• [WORK REQUIRED]
Return every line of the records that includes the string "just".

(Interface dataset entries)
# # # # #

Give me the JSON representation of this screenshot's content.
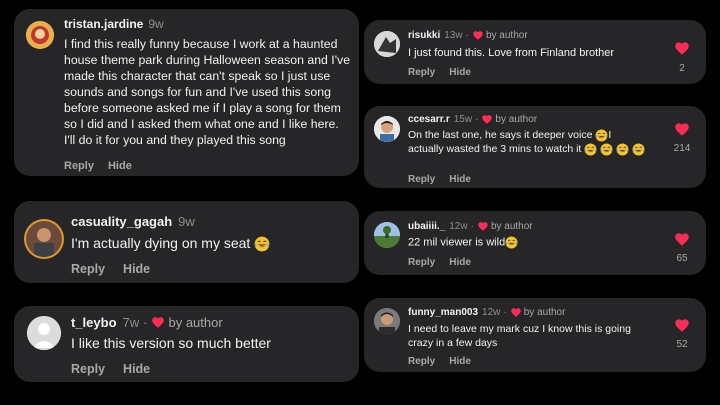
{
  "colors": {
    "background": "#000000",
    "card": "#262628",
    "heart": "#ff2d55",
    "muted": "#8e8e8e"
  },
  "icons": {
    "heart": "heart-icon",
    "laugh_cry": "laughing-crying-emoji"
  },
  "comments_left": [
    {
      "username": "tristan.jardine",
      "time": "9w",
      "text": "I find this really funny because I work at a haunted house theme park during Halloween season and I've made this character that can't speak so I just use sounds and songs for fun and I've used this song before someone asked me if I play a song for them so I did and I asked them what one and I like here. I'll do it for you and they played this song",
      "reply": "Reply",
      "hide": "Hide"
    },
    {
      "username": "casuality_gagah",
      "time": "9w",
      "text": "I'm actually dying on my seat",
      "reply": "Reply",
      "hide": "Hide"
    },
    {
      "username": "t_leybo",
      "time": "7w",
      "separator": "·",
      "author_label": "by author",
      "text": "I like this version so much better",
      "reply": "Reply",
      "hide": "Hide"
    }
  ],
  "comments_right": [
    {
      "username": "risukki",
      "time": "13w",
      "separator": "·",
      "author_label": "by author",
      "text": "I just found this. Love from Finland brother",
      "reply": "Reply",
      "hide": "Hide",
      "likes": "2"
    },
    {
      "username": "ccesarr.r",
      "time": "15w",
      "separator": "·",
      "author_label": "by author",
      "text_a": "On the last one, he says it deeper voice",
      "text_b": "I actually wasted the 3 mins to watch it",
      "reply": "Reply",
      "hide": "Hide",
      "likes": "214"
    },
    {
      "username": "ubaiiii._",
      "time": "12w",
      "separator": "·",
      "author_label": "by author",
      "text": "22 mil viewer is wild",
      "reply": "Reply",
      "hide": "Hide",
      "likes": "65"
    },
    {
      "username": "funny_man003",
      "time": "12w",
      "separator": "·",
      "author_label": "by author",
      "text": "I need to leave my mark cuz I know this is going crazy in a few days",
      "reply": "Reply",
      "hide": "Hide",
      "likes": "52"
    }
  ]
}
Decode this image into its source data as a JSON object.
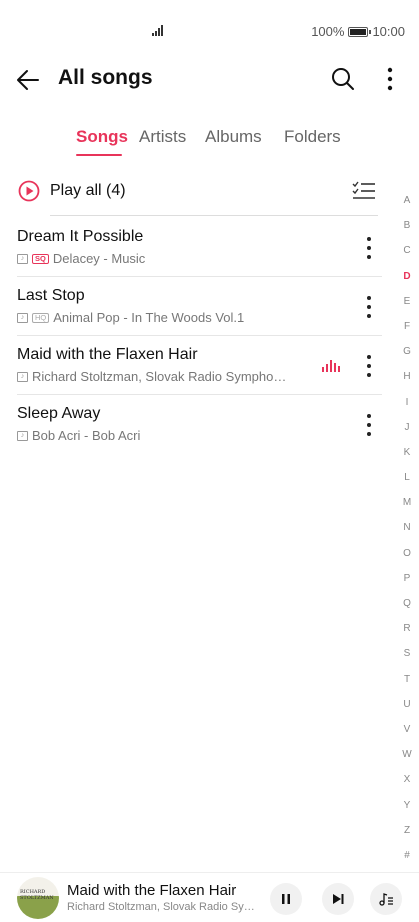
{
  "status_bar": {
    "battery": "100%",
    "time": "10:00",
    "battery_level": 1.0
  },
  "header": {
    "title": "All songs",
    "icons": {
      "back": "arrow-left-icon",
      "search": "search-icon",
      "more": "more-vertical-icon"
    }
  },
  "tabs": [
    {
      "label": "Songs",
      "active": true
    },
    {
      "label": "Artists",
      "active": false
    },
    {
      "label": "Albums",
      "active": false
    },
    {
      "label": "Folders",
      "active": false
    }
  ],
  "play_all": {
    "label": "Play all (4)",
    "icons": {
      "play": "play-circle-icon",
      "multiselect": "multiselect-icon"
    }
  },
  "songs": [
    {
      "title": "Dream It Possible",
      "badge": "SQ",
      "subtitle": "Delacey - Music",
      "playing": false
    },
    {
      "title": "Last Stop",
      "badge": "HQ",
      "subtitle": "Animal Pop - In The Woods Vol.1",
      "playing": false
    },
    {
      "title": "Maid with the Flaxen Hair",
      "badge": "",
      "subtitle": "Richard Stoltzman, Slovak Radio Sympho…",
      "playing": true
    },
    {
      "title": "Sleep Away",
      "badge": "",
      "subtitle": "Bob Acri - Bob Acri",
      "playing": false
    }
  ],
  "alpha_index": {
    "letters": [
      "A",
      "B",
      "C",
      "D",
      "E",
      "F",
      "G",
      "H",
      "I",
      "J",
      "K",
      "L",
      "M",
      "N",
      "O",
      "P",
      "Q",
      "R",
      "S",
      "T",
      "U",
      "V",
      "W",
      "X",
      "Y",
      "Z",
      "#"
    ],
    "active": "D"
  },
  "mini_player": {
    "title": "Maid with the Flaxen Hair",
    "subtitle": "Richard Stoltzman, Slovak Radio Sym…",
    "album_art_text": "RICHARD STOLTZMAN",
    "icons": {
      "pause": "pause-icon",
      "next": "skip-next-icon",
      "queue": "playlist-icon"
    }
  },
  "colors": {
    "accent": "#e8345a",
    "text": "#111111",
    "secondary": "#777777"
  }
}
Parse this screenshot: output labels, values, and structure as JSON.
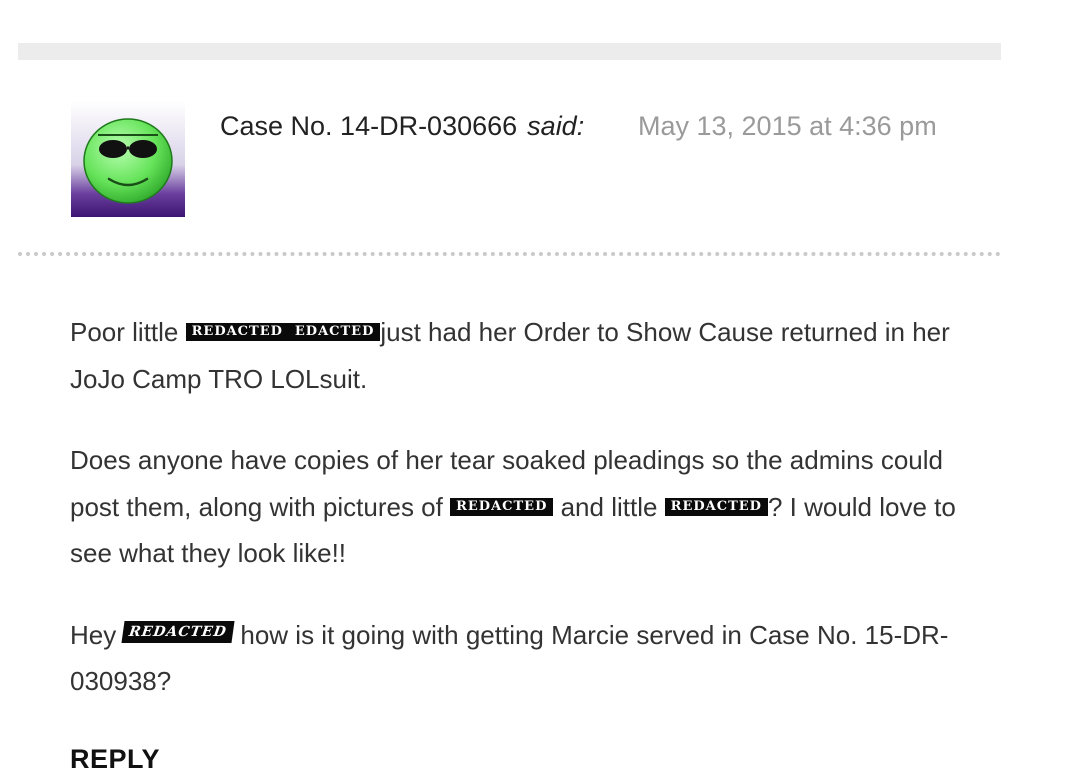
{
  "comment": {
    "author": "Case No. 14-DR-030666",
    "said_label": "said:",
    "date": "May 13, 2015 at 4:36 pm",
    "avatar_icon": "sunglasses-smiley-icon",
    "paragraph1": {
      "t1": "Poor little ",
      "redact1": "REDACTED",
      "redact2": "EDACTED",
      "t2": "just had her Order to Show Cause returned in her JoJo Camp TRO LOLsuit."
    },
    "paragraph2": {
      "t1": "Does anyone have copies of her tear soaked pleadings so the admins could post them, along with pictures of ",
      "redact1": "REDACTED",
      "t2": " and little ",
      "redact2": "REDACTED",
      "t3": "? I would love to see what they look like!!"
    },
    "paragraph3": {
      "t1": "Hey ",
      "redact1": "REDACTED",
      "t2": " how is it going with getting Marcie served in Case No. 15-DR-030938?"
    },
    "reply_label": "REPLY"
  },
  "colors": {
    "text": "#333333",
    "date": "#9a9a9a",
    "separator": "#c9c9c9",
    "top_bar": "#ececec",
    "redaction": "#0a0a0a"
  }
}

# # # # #

• [WRITTEN RESPONSE]
      "text": "I find this really funny because I work at a haunted house theme park during Halloween season and I've made this character that can't speak so I just use sounds and songs for fun and I've used this song before someone asked me if I play a song for them so I did and I asked them what one and I like here. I'll do it for you and they played this song",
      "text": "I just found this. Love from Finland brother",
      "t2": "just had her Order to Show Cause returned in her JoJo Camp TRO LOLsuit."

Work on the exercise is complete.